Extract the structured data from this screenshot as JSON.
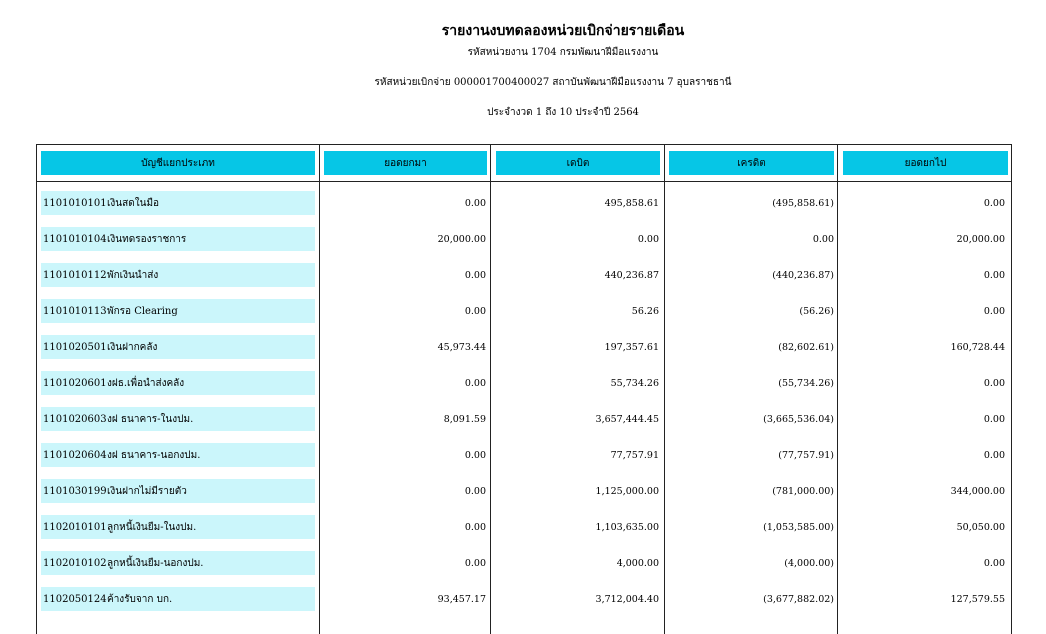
{
  "report": {
    "title": "รายงานงบทดลองหน่วยเบิกจ่ายรายเดือน",
    "agency_line": "รหัสหน่วยงาน 1704 กรมพัฒนาฝีมือแรงงาน",
    "disburse_line": "รหัสหน่วยเบิกจ่าย 000001700400027 สถาบันพัฒนาฝีมือแรงงาน 7 อุบลราชธานี",
    "period_line": "ประจำงวด 1 ถึง 10 ประจำปี 2564"
  },
  "table": {
    "columns": [
      "บัญชีแยกประเภท",
      "ยอดยกมา",
      "เดบิต",
      "เครดิต",
      "ยอดยกไป"
    ],
    "rows": [
      {
        "code": "1101010101",
        "name": "เงินสดในมือ",
        "brought_forward": "0.00",
        "debit": "495,858.61",
        "credit": "(495,858.61)",
        "carried_forward": "0.00"
      },
      {
        "code": "1101010104",
        "name": "เงินทดรองราชการ",
        "brought_forward": "20,000.00",
        "debit": "0.00",
        "credit": "0.00",
        "carried_forward": "20,000.00"
      },
      {
        "code": "1101010112",
        "name": "พักเงินนำส่ง",
        "brought_forward": "0.00",
        "debit": "440,236.87",
        "credit": "(440,236.87)",
        "carried_forward": "0.00"
      },
      {
        "code": "1101010113",
        "name": "พักรอ Clearing",
        "brought_forward": "0.00",
        "debit": "56.26",
        "credit": "(56.26)",
        "carried_forward": "0.00"
      },
      {
        "code": "1101020501",
        "name": "เงินฝากคลัง",
        "brought_forward": "45,973.44",
        "debit": "197,357.61",
        "credit": "(82,602.61)",
        "carried_forward": "160,728.44"
      },
      {
        "code": "1101020601",
        "name": "งฝธ.เพื่อนำส่งคลัง",
        "brought_forward": "0.00",
        "debit": "55,734.26",
        "credit": "(55,734.26)",
        "carried_forward": "0.00"
      },
      {
        "code": "1101020603",
        "name": "งฝ ธนาคาร-ในงปม.",
        "brought_forward": "8,091.59",
        "debit": "3,657,444.45",
        "credit": "(3,665,536.04)",
        "carried_forward": "0.00"
      },
      {
        "code": "1101020604",
        "name": "งฝ ธนาคาร-นอกงปม.",
        "brought_forward": "0.00",
        "debit": "77,757.91",
        "credit": "(77,757.91)",
        "carried_forward": "0.00"
      },
      {
        "code": "1101030199",
        "name": "เงินฝากไม่มีรายตัว",
        "brought_forward": "0.00",
        "debit": "1,125,000.00",
        "credit": "(781,000.00)",
        "carried_forward": "344,000.00"
      },
      {
        "code": "1102010101",
        "name": "ลูกหนี้เงินยืม-ในงปม.",
        "brought_forward": "0.00",
        "debit": "1,103,635.00",
        "credit": "(1,053,585.00)",
        "carried_forward": "50,050.00"
      },
      {
        "code": "1102010102",
        "name": "ลูกหนี้เงินยืม-นอกงปม.",
        "brought_forward": "0.00",
        "debit": "4,000.00",
        "credit": "(4,000.00)",
        "carried_forward": "0.00"
      },
      {
        "code": "1102050124",
        "name": "ค้างรับจาก บก.",
        "brought_forward": "93,457.17",
        "debit": "3,712,004.40",
        "credit": "(3,677,882.02)",
        "carried_forward": "127,579.55"
      }
    ]
  },
  "colors": {
    "header_bg": "#06c6e6",
    "account_bg": "#cbf6fb"
  }
}
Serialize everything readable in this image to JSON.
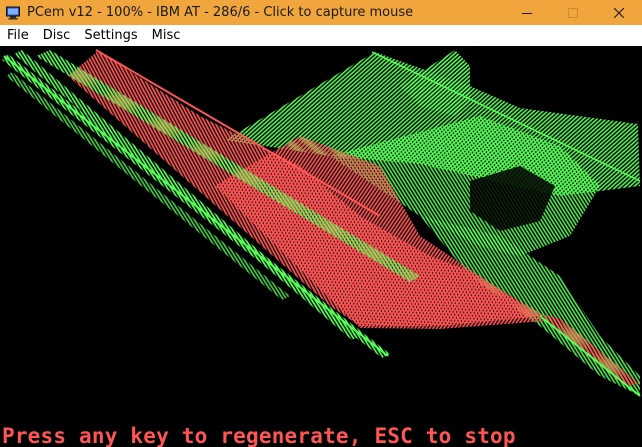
{
  "window": {
    "title": "PCem v12 - 100% - IBM AT - 286/6 - Click to capture mouse",
    "titlebar_color": "#f0a63c"
  },
  "menu": {
    "items": [
      {
        "label": "File"
      },
      {
        "label": "Disc"
      },
      {
        "label": "Settings"
      },
      {
        "label": "Misc"
      }
    ]
  },
  "screen": {
    "background": "#000000",
    "line_colors": [
      "#55ff55",
      "#ff5555"
    ],
    "prompt": "Press any key to regenerate, ESC to stop"
  }
}
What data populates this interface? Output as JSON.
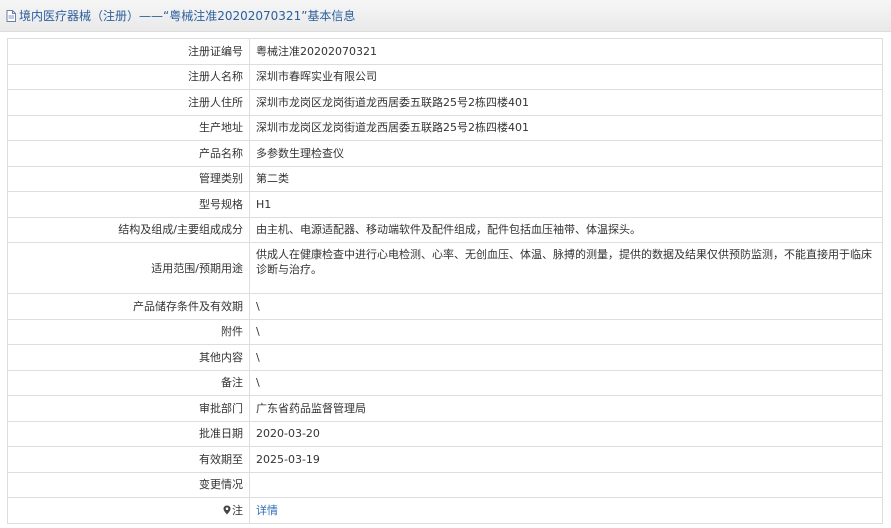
{
  "header": {
    "title": "境内医疗器械（注册）——“粤械注准20202070321”基本信息"
  },
  "fields": [
    {
      "label": "注册证编号",
      "value": "粤械注准20202070321"
    },
    {
      "label": "注册人名称",
      "value": "深圳市春晖实业有限公司"
    },
    {
      "label": "注册人住所",
      "value": "深圳市龙岗区龙岗街道龙西居委五联路25号2栋四楼401"
    },
    {
      "label": "生产地址",
      "value": "深圳市龙岗区龙岗街道龙西居委五联路25号2栋四楼401"
    },
    {
      "label": "产品名称",
      "value": "多参数生理检查仪"
    },
    {
      "label": "管理类别",
      "value": "第二类"
    },
    {
      "label": "型号规格",
      "value": "H1"
    },
    {
      "label": "结构及组成/主要组成成分",
      "value": "由主机、电源适配器、移动端软件及配件组成，配件包括血压袖带、体温探头。"
    },
    {
      "label": "适用范围/预期用途",
      "value": "供成人在健康检查中进行心电检测、心率、无创血压、体温、脉搏的测量，提供的数据及结果仅供预防监测，不能直接用于临床诊断与治疗。"
    },
    {
      "label": "产品储存条件及有效期",
      "value": "\\"
    },
    {
      "label": "附件",
      "value": "\\"
    },
    {
      "label": "其他内容",
      "value": "\\"
    },
    {
      "label": "备注",
      "value": "\\"
    },
    {
      "label": "审批部门",
      "value": "广东省药品监督管理局"
    },
    {
      "label": "批准日期",
      "value": "2020-03-20"
    },
    {
      "label": "有效期至",
      "value": "2025-03-19"
    },
    {
      "label": "变更情况",
      "value": ""
    }
  ],
  "note": {
    "label": "注",
    "link": "详情"
  },
  "icons": {
    "header": "document-icon",
    "note": "pin-icon"
  },
  "colors": {
    "title": "#2c5f9e",
    "link": "#2c6db5",
    "border": "#dddddd"
  }
}
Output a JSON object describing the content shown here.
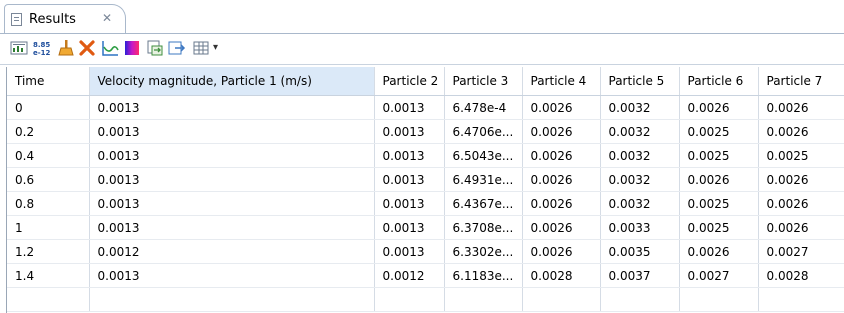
{
  "tab": {
    "label": "Results",
    "close_glyph": "✕"
  },
  "toolbar": {
    "icons": [
      "table-view-icon",
      "number-format-icon",
      "clear-icon",
      "delete-icon",
      "plot-icon",
      "color-table-icon",
      "export-icon",
      "export-to-file-icon",
      "table-settings-icon"
    ],
    "number_format_top": "8.85",
    "number_format_bottom": "e-12",
    "dropdown_glyph": "▾"
  },
  "table": {
    "columns": [
      "Time",
      "Velocity magnitude, Particle 1 (m/s)",
      "Particle 2",
      "Particle 3",
      "Particle 4",
      "Particle 5",
      "Particle 6",
      "Particle 7"
    ],
    "rows": [
      [
        "0",
        "0.0013",
        "0.0013",
        "6.478e-4",
        "0.0026",
        "0.0032",
        "0.0026",
        "0.0026"
      ],
      [
        "0.2",
        "0.0013",
        "0.0013",
        "6.4706e...",
        "0.0026",
        "0.0032",
        "0.0025",
        "0.0026"
      ],
      [
        "0.4",
        "0.0013",
        "0.0013",
        "6.5043e...",
        "0.0026",
        "0.0032",
        "0.0025",
        "0.0025"
      ],
      [
        "0.6",
        "0.0013",
        "0.0013",
        "6.4931e...",
        "0.0026",
        "0.0032",
        "0.0026",
        "0.0026"
      ],
      [
        "0.8",
        "0.0013",
        "0.0013",
        "6.4367e...",
        "0.0026",
        "0.0032",
        "0.0025",
        "0.0026"
      ],
      [
        "1",
        "0.0013",
        "0.0013",
        "6.3708e...",
        "0.0026",
        "0.0033",
        "0.0025",
        "0.0026"
      ],
      [
        "1.2",
        "0.0012",
        "0.0013",
        "6.3302e...",
        "0.0026",
        "0.0035",
        "0.0026",
        "0.0027"
      ],
      [
        "1.4",
        "0.0013",
        "0.0012",
        "6.1183e...",
        "0.0028",
        "0.0037",
        "0.0027",
        "0.0028"
      ]
    ]
  }
}
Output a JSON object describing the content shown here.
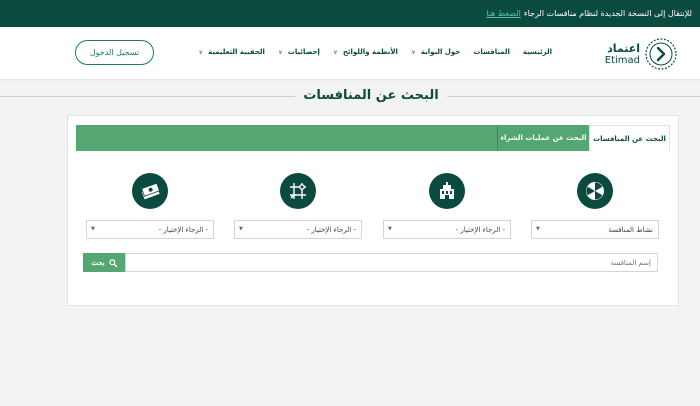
{
  "announcement": {
    "text": "للإنتقال إلى النسخة الجديدة لنظام منافسات الرجاء",
    "link": "الضغط هنا"
  },
  "header": {
    "login_label": "تسجيل الدخول",
    "nav": [
      {
        "label": "الرئيسية",
        "has_menu": false
      },
      {
        "label": "المنافسات",
        "has_menu": false
      },
      {
        "label": "حول البوابة",
        "has_menu": true
      },
      {
        "label": "الأنظمة واللوائح",
        "has_menu": true
      },
      {
        "label": "إحصائيات",
        "has_menu": true
      },
      {
        "label": "الحقيبة التعليمية",
        "has_menu": true
      }
    ],
    "logo": {
      "arabic": "اعتماد",
      "english": "Etimad"
    }
  },
  "page_title": "البحث عن المنافسات",
  "tabs": {
    "active": "البحث عن المنافسات",
    "other": "البحث عن عمليات الشراء"
  },
  "filters": [
    {
      "icon": "competition-activity-icon",
      "value": "نشاط المنافسة"
    },
    {
      "icon": "building-icon",
      "value": "- الرجاء الإختيار -"
    },
    {
      "icon": "map-icon",
      "value": "- الرجاء الإختيار -"
    },
    {
      "icon": "money-icon",
      "value": "- الرجاء الإختيار -"
    }
  ],
  "search": {
    "placeholder": "إسم المنافسة",
    "button_label": "بحث"
  },
  "colors": {
    "dark_green": "#0b4a3e",
    "tab_green": "#55a772",
    "link_green": "#59c39a"
  }
}
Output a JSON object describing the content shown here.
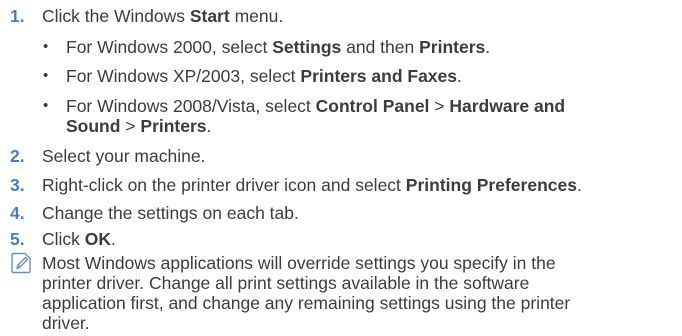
{
  "steps": [
    {
      "num": "1.",
      "pre": "Click the Windows ",
      "bold": "Start",
      "post": " menu.",
      "subs": [
        {
          "bullet": "•",
          "pre": "For Windows 2000, select ",
          "b1": "Settings",
          "mid": " and then ",
          "b2": "Printers",
          "post": "."
        },
        {
          "bullet": "•",
          "pre": "For Windows XP/2003, select ",
          "b1": "Printers and Faxes",
          "post": "."
        },
        {
          "bullet": "•",
          "pre": "For Windows 2008/Vista, select ",
          "b1": "Control Panel",
          "sep1": " > ",
          "b2": "Hardware and",
          "b2b": "Sound",
          "sep2": " > ",
          "b3": "Printers",
          "post": "."
        }
      ]
    },
    {
      "num": "2.",
      "text": "Select your machine."
    },
    {
      "num": "3.",
      "pre": "Right-click on the printer driver icon and select ",
      "bold": "Printing Preferences",
      "post": "."
    },
    {
      "num": "4.",
      "text": "Change the settings on each tab."
    },
    {
      "num": "5.",
      "pre": "Click ",
      "bold": "OK",
      "post": "."
    }
  ],
  "note": {
    "icon": "note-pencil-icon",
    "lines": [
      "Most Windows applications will override settings you specify in the",
      "printer driver. Change all print settings available in the software",
      "application first, and change any remaining settings using the printer",
      "driver."
    ]
  },
  "colors": {
    "step_number": "#4a7fbf",
    "body_text": "#3c3c3c",
    "icon_stroke": "#6b8fc4"
  }
}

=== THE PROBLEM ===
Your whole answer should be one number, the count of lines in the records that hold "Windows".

=== PROBLEM SOLUTION ===
5